A method of obtaining the thermal resistance, junction-to-case theta jc, of a transistor 10 includes the use of the equation theta jc = (T1-T2)/>Ie(Vcb2-Vcb1)|. T1 is a first ambient temperature of the case of the transistor under test with Vcb1 its collector-to-base voltage. T2 is a second ambient temperature of the transistor case with Vcb2 its collector-to-base voltage. Ie is a constant emitter current flowing through the transistor at both ambient temperatures. For the equation to be valid, the junction temperature has to be constant regardless of the ambient case temperatures. For a constant current through any semiconductor junction, the voltage drop is a monotonic function of the temperature. Therefore, the emitter-to-base voltage Ve is a measure of the temperature of the emitter-base junction which is effectively that of the collector- base junction.

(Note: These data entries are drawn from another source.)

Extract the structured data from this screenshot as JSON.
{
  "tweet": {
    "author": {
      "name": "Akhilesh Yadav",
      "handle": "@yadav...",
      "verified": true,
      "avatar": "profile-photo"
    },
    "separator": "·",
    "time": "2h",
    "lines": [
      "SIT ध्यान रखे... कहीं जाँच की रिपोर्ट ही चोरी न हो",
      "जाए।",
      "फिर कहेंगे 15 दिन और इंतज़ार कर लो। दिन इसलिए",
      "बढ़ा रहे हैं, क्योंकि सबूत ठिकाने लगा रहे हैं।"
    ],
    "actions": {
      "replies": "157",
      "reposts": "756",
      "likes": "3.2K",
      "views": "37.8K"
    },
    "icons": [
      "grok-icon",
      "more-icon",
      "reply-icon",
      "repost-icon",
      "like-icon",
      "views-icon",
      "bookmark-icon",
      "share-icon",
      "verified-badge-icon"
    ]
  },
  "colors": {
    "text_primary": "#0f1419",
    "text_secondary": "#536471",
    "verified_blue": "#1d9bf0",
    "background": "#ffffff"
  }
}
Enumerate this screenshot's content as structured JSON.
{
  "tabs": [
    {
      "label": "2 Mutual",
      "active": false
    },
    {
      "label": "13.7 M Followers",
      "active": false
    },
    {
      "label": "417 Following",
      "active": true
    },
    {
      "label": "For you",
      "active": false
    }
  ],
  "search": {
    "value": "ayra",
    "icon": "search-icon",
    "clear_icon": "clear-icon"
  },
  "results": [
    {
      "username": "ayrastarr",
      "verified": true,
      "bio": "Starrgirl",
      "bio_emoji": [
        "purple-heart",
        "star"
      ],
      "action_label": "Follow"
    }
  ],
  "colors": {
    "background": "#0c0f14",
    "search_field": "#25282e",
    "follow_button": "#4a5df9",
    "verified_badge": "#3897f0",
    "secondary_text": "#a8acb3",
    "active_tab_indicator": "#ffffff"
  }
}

Constant current supply 11 is adjusted to provide the constant operating emitter current Ie for NPN transistor 10. A high input impedance unity gain buffer amplifier 12 senses Ve without loading the circuit. The output Ve of amplifier 12 is compared to a positive reference voltage from source 13 equal to the magnitude of the desired emitter voltage. The difference between the actual Ve and the magnitude of the desired emitter voltage is fed into an inverting high-gain amplifier 14. Its output is fed via isolation resistor 15 to power amplifier 16 which drives the colle...